Presentation on theme: "Surjit Kaur Sandhu. Ergonomics is the science of making things comfy by fitting the job to the worker, rather than expecting workers to accommodate."— Presentation transcript:
Surjit Kaur Sandhu
Ergonomics is the science of making things comfy by fitting the job to the worker, rather than expecting workers to accommodate themselves to uncomfortable equipment, postures, and work organization.
The following are descriptions of computer- related health hazards and measures you can take to reduce or eliminate your chance of suffering from pain, discomfort or a disabling condition because of extensive computer use.
As with any task done repeatedly, working on a computer for long periods of time can cause inflammation of tendons, nerve sheaths and ligaments and damage to soft tissues
Depending on an individual’s sensitivity to the repeated movements of keyboarding, the cumulative effect can be disabling. Resulting conditions are called cumulative trauma disorders (CTDs).
Different types of forearm and wrist CTDs from computer use are carpal tunnel syndrome, tenosynovitis, epicondylitis, tendinitis, DeQuervain’s disease and ganglionic cysts
If you experience pain, numbness, tingling, or weakness in muscles or movement of arms, hands, and fingers, it could be a sign or symptom of a CTD.
Change how you use your computer. Position of the wrist must be neutral, or straight. In order to achieve a neutral position, the keyboard needs to be placed so the arms bend at approximately a 90-degree angle. Any bending of the wrist puts pressure on the tendons and nerves at the same time they are being required to work. By bending the wrist, you are narrowing the space available for your tendons and nerves.
Avoid resting the wrist or forearm on a hard surface while keying. This is called contact stress and must be avoided. However, if you feel you really want a wrist rest, make sure that it is well padded. Replace it when it begins to lose its cushioning.
Do not wear a wrist brace unless a physician prescribes it since braces also constrict nerves and tendons in the moving hand and wrist
Neck and shoulder pain and stiffness can occur from improper placement of the computer monitor, mouse or document you are working from.
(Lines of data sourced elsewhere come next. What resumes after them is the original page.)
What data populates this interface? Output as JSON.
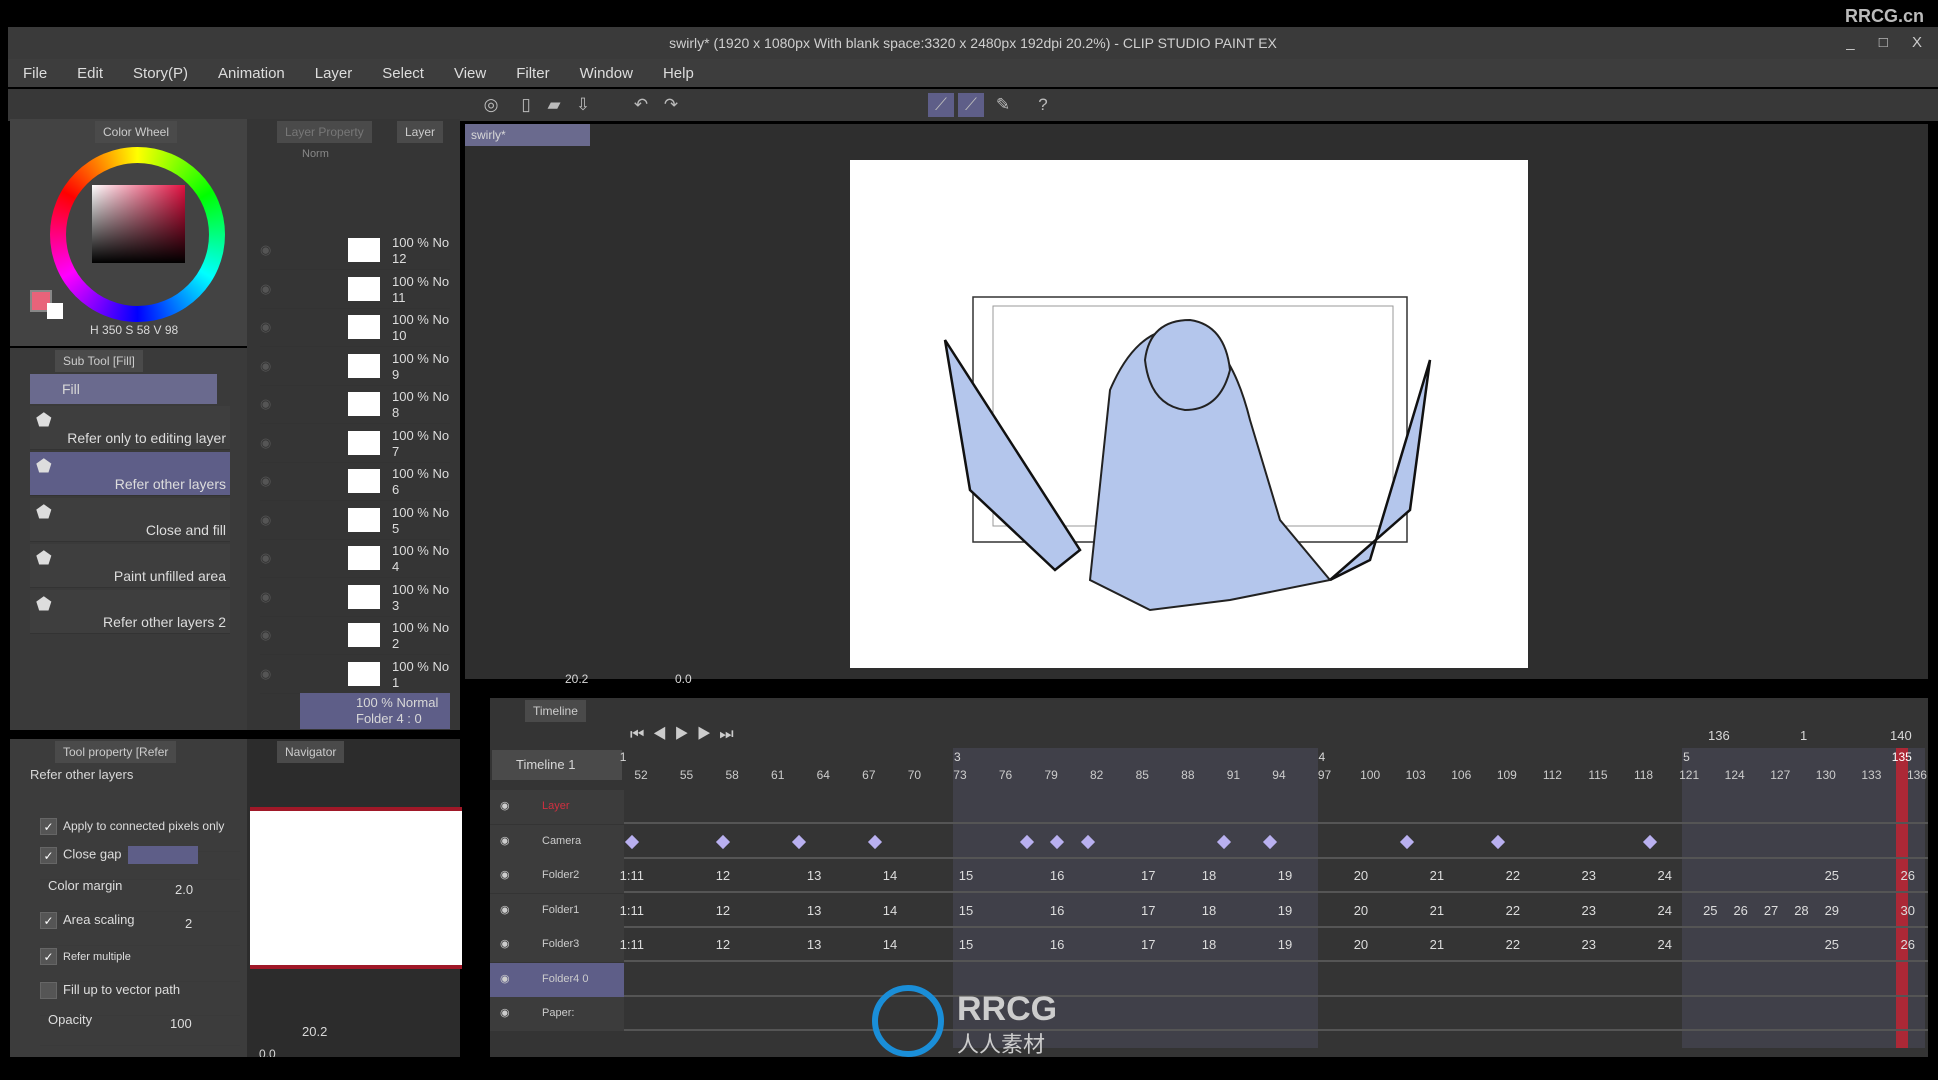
{
  "brand": "RRCG.cn",
  "title": "swirly* (1920 x 1080px With blank space:3320 x 2480px 192dpi 20.2%)  - CLIP STUDIO PAINT EX",
  "window_controls": "_ □ X",
  "menu": [
    "File",
    "Edit",
    "Story(P)",
    "Animation",
    "Layer",
    "Select",
    "View",
    "Filter",
    "Window",
    "Help"
  ],
  "toolbar_icons": [
    "app-icon",
    "new-icon",
    "open-icon",
    "save-icon",
    "undo-icon",
    "redo-icon",
    "help-icon"
  ],
  "doc_tab": {
    "label": "swirly*"
  },
  "color_wheel": {
    "tab": "Color Wheel",
    "h_label": "H",
    "h": "350",
    "s_label": "S",
    "s": "58",
    "v_label": "V",
    "v": "98",
    "main_color": "#e8637a",
    "sub_color": "#ffffff"
  },
  "sub_tool": {
    "tab": "Sub Tool [Fill]",
    "group": "Fill",
    "items": [
      {
        "label": "Refer only to editing layer"
      },
      {
        "label": "Refer other layers",
        "selected": true
      },
      {
        "label": "Close and fill"
      },
      {
        "label": "Paint unfilled area"
      },
      {
        "label": "Refer other layers 2"
      }
    ]
  },
  "layer_panel": {
    "tab_property": "Layer Property",
    "tab_layer": "Layer",
    "blend": "Norm",
    "layers": [
      {
        "opacity": "100 % No",
        "name": "12"
      },
      {
        "opacity": "100 % No",
        "name": "11"
      },
      {
        "opacity": "100 % No",
        "name": "10"
      },
      {
        "opacity": "100 % No",
        "name": "9"
      },
      {
        "opacity": "100 % No",
        "name": "8"
      },
      {
        "opacity": "100 % No",
        "name": "7"
      },
      {
        "opacity": "100 % No",
        "name": "6"
      },
      {
        "opacity": "100 % No",
        "name": "5"
      },
      {
        "opacity": "100 % No",
        "name": "4"
      },
      {
        "opacity": "100 % No",
        "name": "3"
      },
      {
        "opacity": "100 % No",
        "name": "2"
      },
      {
        "opacity": "100 % No",
        "name": "1"
      }
    ],
    "selected": {
      "opacity": "100 % Normal",
      "name": "Folder 4 : 0"
    }
  },
  "tool_property": {
    "tab": "Tool property [Refer",
    "preset": "Refer other layers",
    "apply_connected": "Apply to connected pixels only",
    "close_gap": "Close gap",
    "color_margin": "Color margin",
    "color_margin_val": "2.0",
    "area_scaling": "Area scaling",
    "area_scaling_val": "2",
    "refer_multiple": "Refer multiple",
    "fill_vector": "Fill up to vector path",
    "opacity": "Opacity",
    "opacity_val": "100"
  },
  "navigator": {
    "tab": "Navigator",
    "zoom": "20.2",
    "angle": "0.0"
  },
  "canvas_status": {
    "zoom": "20.2",
    "angle": "0.0"
  },
  "timeline": {
    "tab": "Timeline",
    "name": "Timeline 1",
    "current": "136",
    "start": "1",
    "end": "140",
    "playhead": "135",
    "sections": [
      {
        "frame": 51,
        "label": "1"
      },
      {
        "frame": 73,
        "label": "3"
      },
      {
        "frame": 97,
        "label": "4"
      },
      {
        "frame": 121,
        "label": "5"
      }
    ],
    "shaded": [
      [
        73,
        97
      ],
      [
        121,
        137
      ]
    ],
    "ticks": [
      52,
      55,
      58,
      61,
      64,
      67,
      70,
      73,
      76,
      79,
      82,
      85,
      88,
      91,
      94,
      97,
      100,
      103,
      106,
      109,
      112,
      115,
      118,
      121,
      124,
      127,
      130,
      133,
      136
    ],
    "tracks": [
      {
        "name": "Layer",
        "color": "#d03040",
        "marks": []
      },
      {
        "name": "Camera",
        "keyframes": [
          51,
          57,
          62,
          67,
          77,
          79,
          81,
          90,
          93,
          102,
          108,
          118
        ]
      },
      {
        "name": "Folder2",
        "marks": [
          [
            51,
            "1:11"
          ],
          [
            57,
            "12"
          ],
          [
            63,
            "13"
          ],
          [
            68,
            "14"
          ],
          [
            73,
            "15"
          ],
          [
            79,
            "16"
          ],
          [
            85,
            "17"
          ],
          [
            89,
            "18"
          ],
          [
            94,
            "19"
          ],
          [
            99,
            "20"
          ],
          [
            104,
            "21"
          ],
          [
            109,
            "22"
          ],
          [
            114,
            "23"
          ],
          [
            119,
            "24"
          ],
          [
            130,
            "25"
          ],
          [
            135,
            "26"
          ]
        ]
      },
      {
        "name": "Folder1",
        "marks": [
          [
            51,
            "1:11"
          ],
          [
            57,
            "12"
          ],
          [
            63,
            "13"
          ],
          [
            68,
            "14"
          ],
          [
            73,
            "15"
          ],
          [
            79,
            "16"
          ],
          [
            85,
            "17"
          ],
          [
            89,
            "18"
          ],
          [
            94,
            "19"
          ],
          [
            99,
            "20"
          ],
          [
            104,
            "21"
          ],
          [
            109,
            "22"
          ],
          [
            114,
            "23"
          ],
          [
            119,
            "24"
          ],
          [
            122,
            "25"
          ],
          [
            124,
            "26"
          ],
          [
            126,
            "27"
          ],
          [
            128,
            "28"
          ],
          [
            130,
            "29"
          ],
          [
            135,
            "30"
          ]
        ]
      },
      {
        "name": "Folder3",
        "marks": [
          [
            51,
            "1:11"
          ],
          [
            57,
            "12"
          ],
          [
            63,
            "13"
          ],
          [
            68,
            "14"
          ],
          [
            73,
            "15"
          ],
          [
            79,
            "16"
          ],
          [
            85,
            "17"
          ],
          [
            89,
            "18"
          ],
          [
            94,
            "19"
          ],
          [
            99,
            "20"
          ],
          [
            104,
            "21"
          ],
          [
            109,
            "22"
          ],
          [
            114,
            "23"
          ],
          [
            119,
            "24"
          ],
          [
            130,
            "25"
          ],
          [
            135,
            "26"
          ]
        ]
      },
      {
        "name": "Folder4 0",
        "marks": [],
        "selected": true
      },
      {
        "name": "Paper:",
        "marks": []
      }
    ]
  },
  "watermark": {
    "en": "RRCG",
    "cn": "人人素材"
  },
  "colors": {
    "accent": "#6b6b9a",
    "keyframe": "#b9b0f0",
    "playhead": "#d02030",
    "fill": "#b4c6ec"
  }
}
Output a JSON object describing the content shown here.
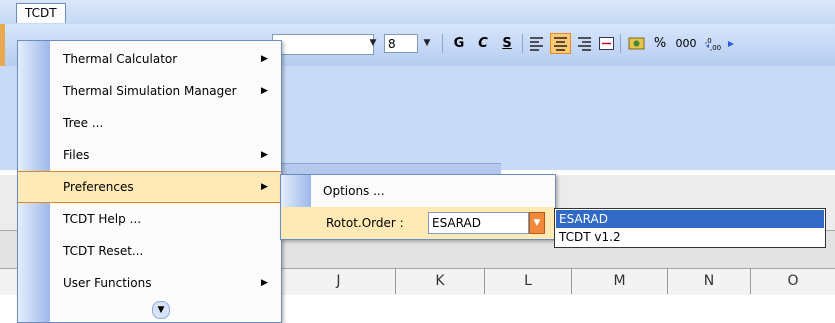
{
  "menubar": {
    "tcdt_label": "TCDT"
  },
  "toolbar": {
    "font_size": "8",
    "bold_label": "G",
    "italic_label": "C",
    "underline_label": "S",
    "percent_label": "%",
    "thousands_label": "000"
  },
  "main_menu": {
    "items": [
      {
        "label": "Thermal Calculator",
        "submenu": true
      },
      {
        "label": "Thermal Simulation Manager",
        "submenu": true
      },
      {
        "label": "Tree ...",
        "submenu": false
      },
      {
        "label": "Files",
        "submenu": true
      },
      {
        "label": "Preferences",
        "submenu": true,
        "highlighted": true
      },
      {
        "label": "TCDT Help ...",
        "submenu": false
      },
      {
        "label": "TCDT Reset...",
        "submenu": false
      },
      {
        "label": "User Functions",
        "submenu": true
      }
    ]
  },
  "preferences_submenu": {
    "options_label": "Options ...",
    "rotot_order_label": "Rotot.Order :",
    "rotot_order_value": "ESARAD"
  },
  "rotot_order_dropdown": {
    "options": [
      "ESARAD",
      "TCDT v1.2"
    ],
    "selected": "ESARAD"
  },
  "columns": [
    "J",
    "K",
    "L",
    "M",
    "N",
    "O"
  ],
  "colors": {
    "highlight": "#ffe9b5",
    "selection": "#316ac5",
    "accent_orange": "#f08a3a"
  }
}
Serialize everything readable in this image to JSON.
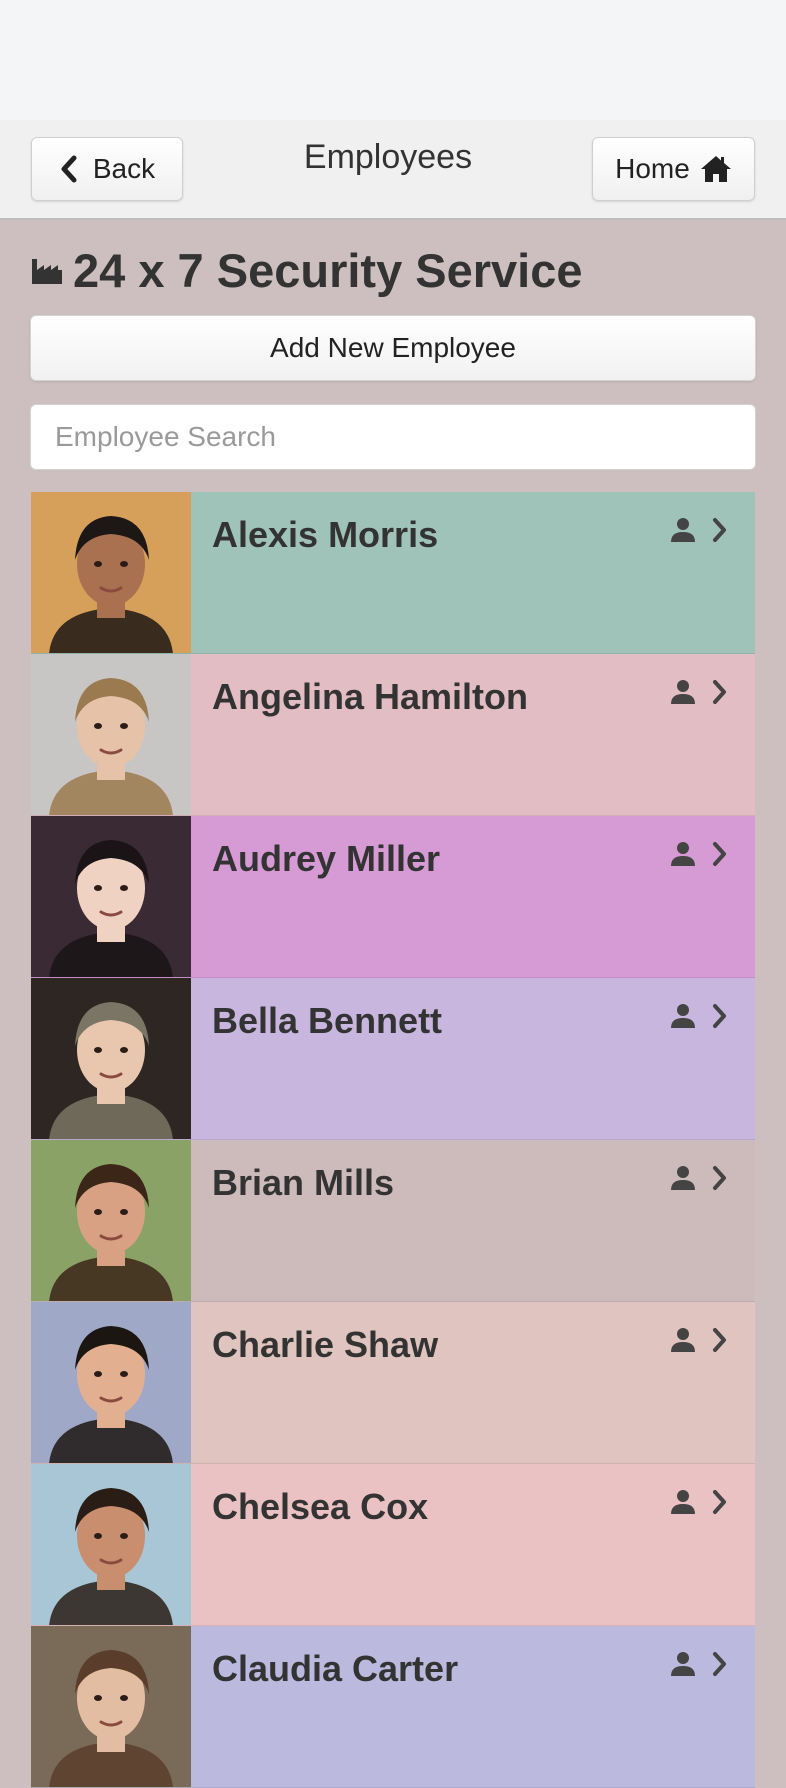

If these items are not placed correctly, the muscles of your neck and shoulders are constantly working to keep the head and arms in an awkward position. Phone use while keying can also contribute to neck and shoulder pain from cradling the phone to your ear.
Your line of vision should hit the top of the monitor, the mouse should be next to the keyboard at the same height, and a document holder should be used to make sure paperwork is at the same distance, angle and height as the monitor. Arrange the computer equipment in a straight line so you are not twisting your back.
To reduce telephone related muscle stress, use the speaker function or purchase a headset. A chair that does not provide support for the lower back, or lumbar, can cause back pain. If there is no lumbar support, back muscles experience fatigue because they must do more work to keep the body in an upright position. An unsuitable chair also adds to poor posture, such as slouching, that puts pressure on the spine.
Get a good chair that is adjustable and allows the user to move the seat pan up and down, the arm rests in and out and the seat back forward and back. Chairs should be adjusted so the feet can be placed squarely on the ground or a footrest. Chairs should also come in a few different sizes to best fit the user.
Many people who use computers for prolonged periods of time complain of eyestrain, eye fatigue, eye irritation and blurred vision. Fortunately, correcting these problems can be relatively easy and inexpensive.
To reduce glare, tilt the screen down slightly so that that overhead lighting does not hit the screen. Place monitors at right angles to windows so glare does not hit the screen or the user’s eyes.
Use blinds or curtains for controlling sunlight glare. Reduce room lighting to half-normal office levels and use task lighting for paper work and other tasks. Try these methods before relying on glare screens, as they are dust collectors and require continuous cleaning.
Take breaks by looking away from the screen for ten seconds; make phone calls or do other work and give your eyes a rest. Dryness and irritation are also common complaints. Keep computers and desk areas clean to keep dust levels down and help reduce eye irritation. Don’t forget to blink when working at a computer. Eyes need lubrication and with computer work.
Radiation caused by cell phone is worst than radiation caused by Computers. The backs of computer monitors should be at least three to four feet from any employee.
Organize your work area so things you need are close at hand Adjust lighting levels or reposition the monitor so that glare is eliminated and lighting is appropriate for the task.
Taking 30 seconds to stop and stretch or breathe deeply while closing your eyes can be very effective. You’ll probably notice your concentration and productivity improving too. Don’t forget to periodically look away from the screen and blink.